Freedom (Poem)

May 31, 2022 0 By Yatharth

Albert Parsons

Poem by Albert Parsons (20 June 1848 – 11 Nov 1887), one of the martyred working-class leaders of the May Day Movement, that he presented before the Court in Chicago, USA that later sentenced him to death, in the beginning of his statement in October 1886.

Toil and pray! The world cries cold;
Speed thy prayer, for time is gold
At thy door Need’s subtle tread;
Pray in haste! for time is bread.

And thou plow’st and thou hew’st,
And thou rivet’st and sewest,
And thou harvestest in vain;
Speak! O, man; what is thy gain?

Fly’st the shuttle day and night,
Heav’st the ores of earth to light,
Fill’st with treasures plenty’s horn;
Brim’st it o’er with wine and corn.

But who hath thy meal prepared,
Festive garments with thee shared;
And where is thy cheerful hearth,
Thy good shield in battle dearth?

Thy creations round thee see
All thy work, but naught for thee!
Yea, of all the chains alone thy hand forged,
These are thine own.

Chains that round the body cling,
Chains that lame the spirits wing,
Chains that infants’ feet, indeed
Clog! O, workman! Lo! Thy meed.

What you rear and bring to light,
Profits by the idle wight,
What ye weave of diverse hue,
‘Tis a curse-your only due.

What ye build, no room insures,
Not a sheltering roof to yours,
And by haughty ones are trod-
Ye, whose toil their feet hath shod.

Human bees! Has nature’s thrift
Given thee naught but honey’s gift?
See! the drones are on the wing.
Have you lost the will to sting?

Man of labor, up, arise!
Know the might that in thee lies,
Wheel and shaft are set at rest
At thy powerful arm’s behest.

Thine oppressor’s hand recoils
When thou, weary of thy toil,
Shun’st thy plough thy task begun,
When thou speak’st: Enough is done!

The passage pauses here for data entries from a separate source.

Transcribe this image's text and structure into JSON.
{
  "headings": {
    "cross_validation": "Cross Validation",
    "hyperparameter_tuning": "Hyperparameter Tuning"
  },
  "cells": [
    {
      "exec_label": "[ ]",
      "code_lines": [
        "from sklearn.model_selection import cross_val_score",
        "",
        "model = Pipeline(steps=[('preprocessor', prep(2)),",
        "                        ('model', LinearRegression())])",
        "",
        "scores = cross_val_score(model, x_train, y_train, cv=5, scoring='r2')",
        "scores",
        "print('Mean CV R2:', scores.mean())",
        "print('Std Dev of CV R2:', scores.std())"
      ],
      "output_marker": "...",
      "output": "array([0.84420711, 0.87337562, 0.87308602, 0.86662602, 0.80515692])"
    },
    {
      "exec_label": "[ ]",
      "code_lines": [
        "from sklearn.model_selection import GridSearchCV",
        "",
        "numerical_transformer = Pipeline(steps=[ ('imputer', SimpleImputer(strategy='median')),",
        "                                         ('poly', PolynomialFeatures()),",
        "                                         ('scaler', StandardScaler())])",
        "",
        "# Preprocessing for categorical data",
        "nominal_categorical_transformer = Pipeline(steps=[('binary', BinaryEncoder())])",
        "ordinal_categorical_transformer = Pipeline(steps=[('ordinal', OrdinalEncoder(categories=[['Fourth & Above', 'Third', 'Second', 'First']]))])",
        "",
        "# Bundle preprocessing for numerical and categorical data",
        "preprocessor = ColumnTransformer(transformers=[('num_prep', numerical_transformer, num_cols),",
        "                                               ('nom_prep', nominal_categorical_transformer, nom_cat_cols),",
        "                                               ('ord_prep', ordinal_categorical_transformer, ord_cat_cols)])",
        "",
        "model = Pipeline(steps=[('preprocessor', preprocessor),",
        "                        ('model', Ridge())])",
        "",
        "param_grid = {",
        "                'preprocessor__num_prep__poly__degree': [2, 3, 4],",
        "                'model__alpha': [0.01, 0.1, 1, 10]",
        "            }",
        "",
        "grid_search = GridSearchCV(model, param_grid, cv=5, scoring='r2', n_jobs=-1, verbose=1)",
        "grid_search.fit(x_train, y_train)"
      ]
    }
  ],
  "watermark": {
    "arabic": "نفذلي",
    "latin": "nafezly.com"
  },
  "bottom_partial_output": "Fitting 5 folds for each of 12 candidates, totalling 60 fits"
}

Break this two-fold yoke in twain;
Break thy want’s enslaving chain;
Break thy slavery’s want and dread;
Bread is freedom, freedom bread.

Source: Chicago Historical Society